Some bows were made of animal horns, tied together in the middle by a straight piece, others were made of cornel tree wood, larch wood, hazel, hornbeam, ash or elm wood. The strings were made of flax, hemp, animal bowels, horse or cattle veins. In rainy weather the warriors wore the bows unstrained not to lose its flexibility. When they walked, the warriors hung it on their shoulder, held it in their hands or in special cases. A medium bow could fire arrows as far as 200 meters.
It was used as an attack weapon: in static attacks by the foot soldiers and in quick ones by horsemen. The Dacian horsemen frequently wore armor, as Sarmatians did, and they were named "catafractari", able to use the bow from horseback.
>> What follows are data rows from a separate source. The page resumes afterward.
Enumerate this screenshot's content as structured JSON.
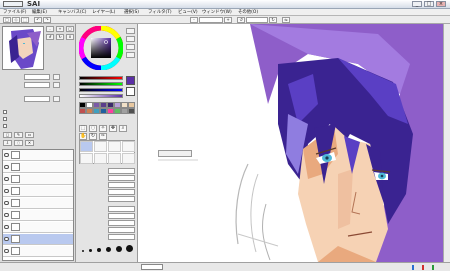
{
  "window": {
    "app_logo": "",
    "app_name": "SAI",
    "doc_title": "",
    "minimize": "_",
    "maximize": "□",
    "close": "×"
  },
  "menu": [
    "ファイル(F)",
    "編集(E)",
    "キャンバス(C)",
    "レイヤー(L)",
    "選択(S)",
    "フィルタ(T)",
    "ビュー(V)",
    "ウィンドウ(W)",
    "その他(O)"
  ],
  "toolbar": {
    "zoom_value": "",
    "angle_value": ""
  },
  "left_panel": {
    "rows": [
      {
        "label": "",
        "value": "",
        "btn": ""
      },
      {
        "label": "",
        "value": "",
        "btn": ""
      },
      {
        "label": "",
        "value": "",
        "btn": ""
      }
    ],
    "checkbox_labels": [
      "",
      "",
      ""
    ]
  },
  "layers": [
    {
      "name": "",
      "mode": ""
    },
    {
      "name": "",
      "mode": ""
    },
    {
      "name": "",
      "mode": ""
    },
    {
      "name": "",
      "mode": ""
    },
    {
      "name": "",
      "mode": ""
    },
    {
      "name": "",
      "mode": ""
    },
    {
      "name": "",
      "mode": ""
    },
    {
      "name": "",
      "mode": ""
    },
    {
      "name": "",
      "mode": ""
    }
  ],
  "tool_panel": {
    "brush_cells": [
      "",
      "",
      "",
      "",
      "",
      "",
      "",
      ""
    ],
    "params": [
      {
        "label": "",
        "value": ""
      },
      {
        "label": "",
        "value": ""
      },
      {
        "label": "",
        "value": ""
      },
      {
        "label": "",
        "value": ""
      },
      {
        "label": "",
        "value": ""
      },
      {
        "label": "",
        "value": ""
      },
      {
        "label": "",
        "value": ""
      },
      {
        "label": "",
        "value": ""
      },
      {
        "label": "",
        "value": ""
      },
      {
        "label": "",
        "value": ""
      }
    ],
    "swatches": [
      "#000000",
      "#ffffff",
      "#7a5aa8",
      "#5a3e8c",
      "#3c2a6a",
      "#b8a0d8",
      "#f0e0c8",
      "#e8c8a0",
      "#c05050",
      "#d08050",
      "#40a0c0",
      "#2060a0",
      "#ff40a0",
      "#60c060",
      "#a0a0a0",
      "#505050"
    ],
    "main_color": "#5b2fa6",
    "sub_color": "#ffffff"
  },
  "canvas": {
    "angle_chip": "",
    "palette": {
      "hair_dark": "#3a2391",
      "hair_mid": "#5a3fc4",
      "hair_light": "#8f7de0",
      "hood": "#8e5ec9",
      "skin": "#f6d2b4",
      "skin_shadow": "#e9a97e",
      "eye": "#4fb9d6",
      "line": "#5d3a2a"
    }
  },
  "status": {
    "text": "",
    "badges": [
      "",
      "",
      ""
    ],
    "zoom": ""
  }
}
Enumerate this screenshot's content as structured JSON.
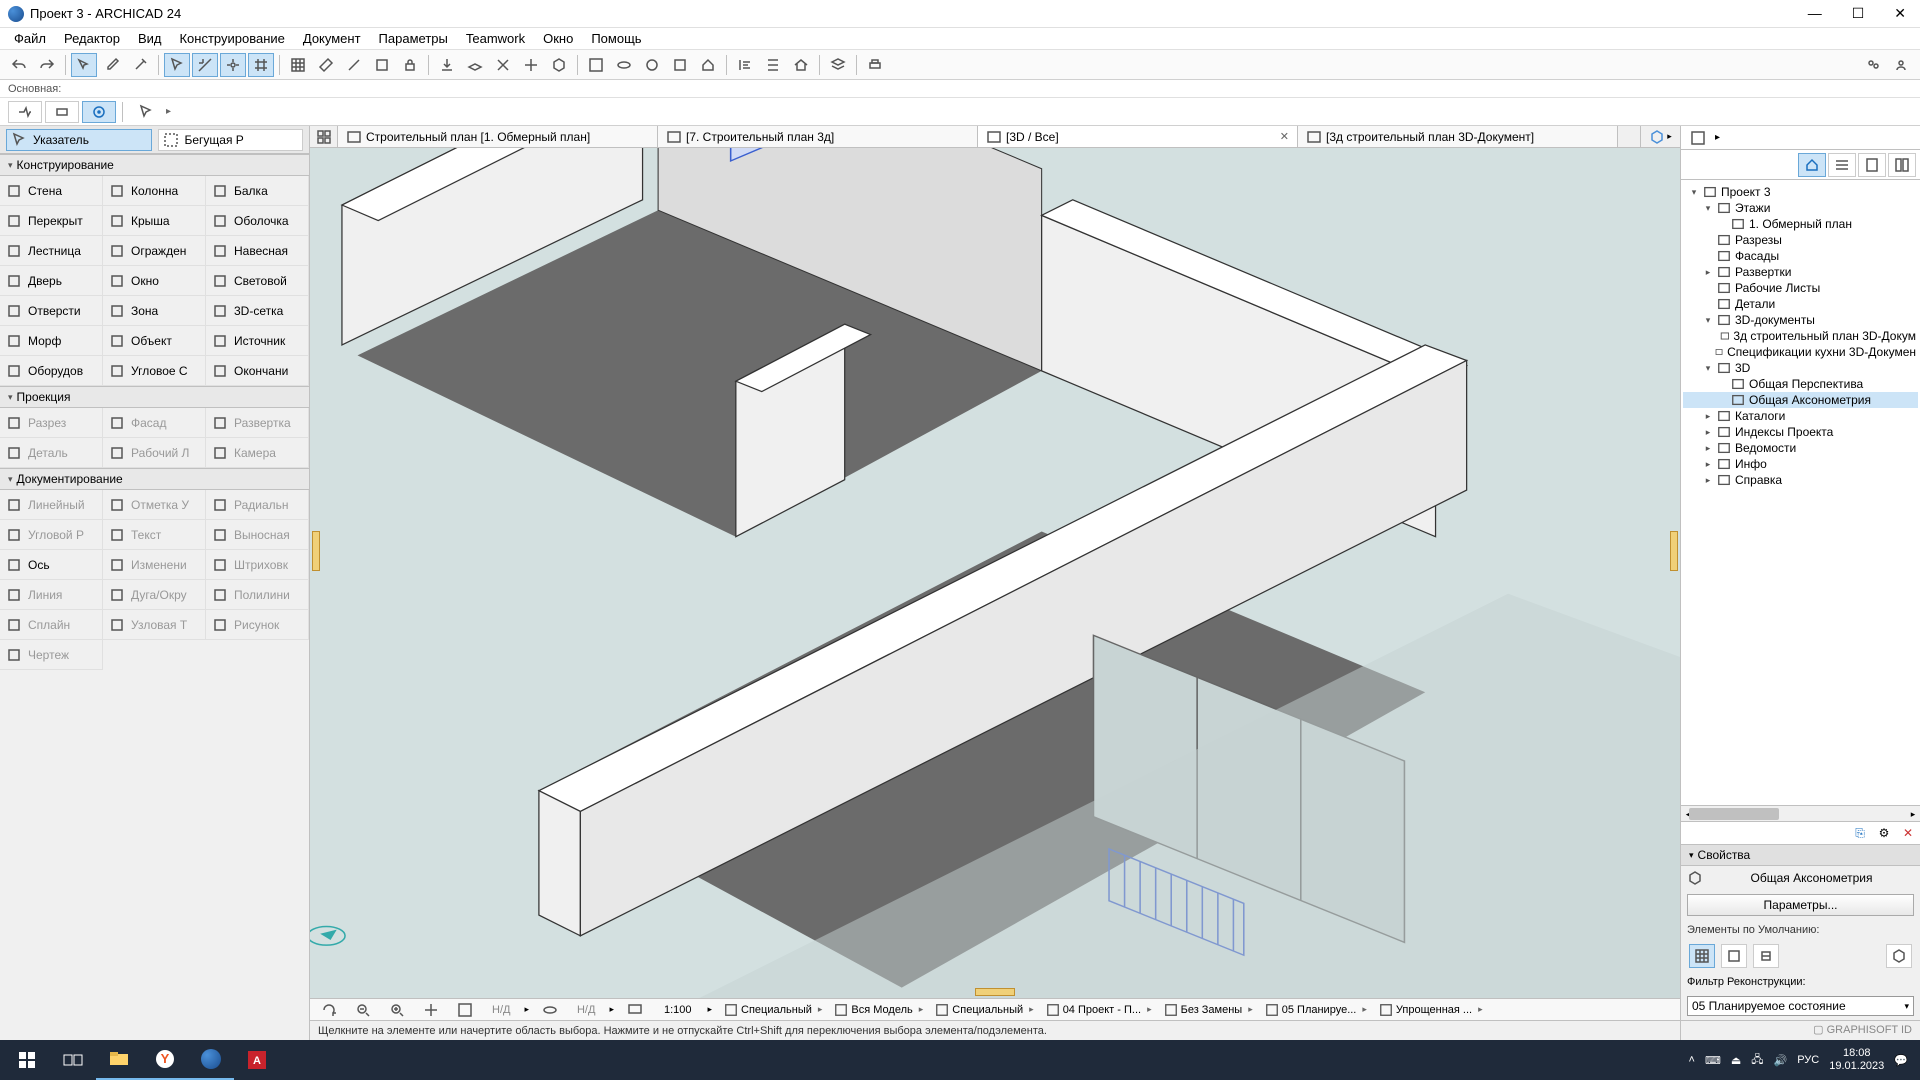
{
  "title": "Проект 3 - ARCHICAD 24",
  "menu": [
    "Файл",
    "Редактор",
    "Вид",
    "Конструирование",
    "Документ",
    "Параметры",
    "Teamwork",
    "Окно",
    "Помощь"
  ],
  "strip_label": "Основная:",
  "toolbox": {
    "pointer": "Указатель",
    "marquee": "Бегущая Р",
    "sections": {
      "s1": "Конструирование",
      "s2": "Проекция",
      "s3": "Документирование"
    },
    "construct": [
      {
        "l": "Стена"
      },
      {
        "l": "Колонна"
      },
      {
        "l": "Балка"
      },
      {
        "l": "Перекрыт"
      },
      {
        "l": "Крыша"
      },
      {
        "l": "Оболочка"
      },
      {
        "l": "Лестница"
      },
      {
        "l": "Огражден"
      },
      {
        "l": "Навесная"
      },
      {
        "l": "Дверь"
      },
      {
        "l": "Окно"
      },
      {
        "l": "Световой"
      },
      {
        "l": "Отверсти"
      },
      {
        "l": "Зона"
      },
      {
        "l": "3D-сетка"
      },
      {
        "l": "Морф"
      },
      {
        "l": "Объект"
      },
      {
        "l": "Источник"
      },
      {
        "l": "Оборудов"
      },
      {
        "l": "Угловое С"
      },
      {
        "l": "Окончани"
      }
    ],
    "projection": [
      {
        "l": "Разрез",
        "d": true
      },
      {
        "l": "Фасад",
        "d": true
      },
      {
        "l": "Развертка",
        "d": true
      },
      {
        "l": "Деталь",
        "d": true
      },
      {
        "l": "Рабочий Л",
        "d": true
      },
      {
        "l": "Камера",
        "d": true
      }
    ],
    "document": [
      {
        "l": "Линейный",
        "d": true
      },
      {
        "l": "Отметка У",
        "d": true
      },
      {
        "l": "Радиальн",
        "d": true
      },
      {
        "l": "Угловой Р",
        "d": true
      },
      {
        "l": "Текст",
        "d": true
      },
      {
        "l": "Выносная",
        "d": true
      },
      {
        "l": "Ось",
        "d": false
      },
      {
        "l": "Изменени",
        "d": true
      },
      {
        "l": "Штриховк",
        "d": true
      },
      {
        "l": "Линия",
        "d": true
      },
      {
        "l": "Дуга/Окру",
        "d": true
      },
      {
        "l": "Полилини",
        "d": true
      },
      {
        "l": "Сплайн",
        "d": true
      },
      {
        "l": "Узловая Т",
        "d": true
      },
      {
        "l": "Рисунок",
        "d": true
      },
      {
        "l": "Чертеж",
        "d": true
      }
    ]
  },
  "tabs": [
    {
      "label": "Строительный план [1. Обмерный план]",
      "icon": "floorplan"
    },
    {
      "label": "[7. Строительный план 3д]",
      "icon": "floorplan"
    },
    {
      "label": "[3D / Все]",
      "icon": "3d",
      "active": true
    },
    {
      "label": "[3д строительный план 3D-Документ]",
      "icon": "doc3d"
    }
  ],
  "navigator": {
    "root": "Проект 3",
    "items": [
      {
        "lvl": 0,
        "caret": "▾",
        "icon": "home",
        "label": "Проект 3"
      },
      {
        "lvl": 1,
        "caret": "▾",
        "icon": "folder",
        "label": "Этажи"
      },
      {
        "lvl": 2,
        "caret": "",
        "icon": "folder",
        "label": "1. Обмерный план"
      },
      {
        "lvl": 1,
        "caret": "",
        "icon": "sheet",
        "label": "Разрезы"
      },
      {
        "lvl": 1,
        "caret": "",
        "icon": "sheet",
        "label": "Фасады"
      },
      {
        "lvl": 1,
        "caret": "▸",
        "icon": "sheet",
        "label": "Развертки"
      },
      {
        "lvl": 1,
        "caret": "",
        "icon": "sheet",
        "label": "Рабочие Листы"
      },
      {
        "lvl": 1,
        "caret": "",
        "icon": "sheet",
        "label": "Детали"
      },
      {
        "lvl": 1,
        "caret": "▾",
        "icon": "cube",
        "label": "3D-документы"
      },
      {
        "lvl": 2,
        "caret": "",
        "icon": "cube",
        "label": "3д строительный план 3D-Докум"
      },
      {
        "lvl": 2,
        "caret": "",
        "icon": "cube",
        "label": "Спецификации кухни 3D-Докумен"
      },
      {
        "lvl": 1,
        "caret": "▾",
        "icon": "cube",
        "label": "3D"
      },
      {
        "lvl": 2,
        "caret": "",
        "icon": "cube",
        "label": "Общая Перспектива"
      },
      {
        "lvl": 2,
        "caret": "",
        "icon": "cube",
        "label": "Общая Аксонометрия",
        "selected": true
      },
      {
        "lvl": 1,
        "caret": "▸",
        "icon": "list",
        "label": "Каталоги"
      },
      {
        "lvl": 1,
        "caret": "▸",
        "icon": "list",
        "label": "Индексы Проекта"
      },
      {
        "lvl": 1,
        "caret": "▸",
        "icon": "list",
        "label": "Ведомости"
      },
      {
        "lvl": 1,
        "caret": "▸",
        "icon": "info",
        "label": "Инфо"
      },
      {
        "lvl": 1,
        "caret": "▸",
        "icon": "help",
        "label": "Справка"
      }
    ]
  },
  "properties": {
    "header": "Свойства",
    "view_name": "Общая Аксонометрия",
    "params_btn": "Параметры...",
    "defaults_label": "Элементы по Умолчанию:",
    "filter_label": "Фильтр Реконструкции:",
    "filter_value": "05 Планируемое состояние",
    "gsid": "GRAPHISOFT ID"
  },
  "bottombar": {
    "zoom": "1:100",
    "nd1": "Н/Д",
    "nd2": "Н/Д",
    "items": [
      "Специальный",
      "Вся Модель",
      "Специальный",
      "04 Проект - П...",
      "Без Замены",
      "05 Планируе...",
      "Упрощенная ..."
    ]
  },
  "status": "Щелкните на элементе или начертите область выбора. Нажмите и не отпускайте Ctrl+Shift для переключения выбора элемента/подэлемента.",
  "taskbar": {
    "time": "18:08",
    "date": "19.01.2023",
    "lang": "РУС"
  }
}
The arrows made of wood or occasionally of cane were 0,80-0,90 m long andhad pointed metallic heads. The heads could be manufactured with 3 edges, with 2, or some of them were conic, also having a "thorne". A skilled archer could fire 12 arrows a minute. These arrows were kept in cases, between 16-24 in number. They were beautifully designed and painted but also dipped in poison. When the supply of arrows ran out,arrows from the battlefield or prisoners would be used.
At first the design of arrowsreplicated those of stone and bone ones. Those made of bronze and iron started to be manufactured only in the VII and VI the centuries BC, when the Scythians began to raid Dacian territory. The long pyramidal shaped, three edged heads, first used by the Scythians, were commonly used by the Dacian's too. Arrows with a tube and two thorns are, however, a particular characteristic of the Dacian's.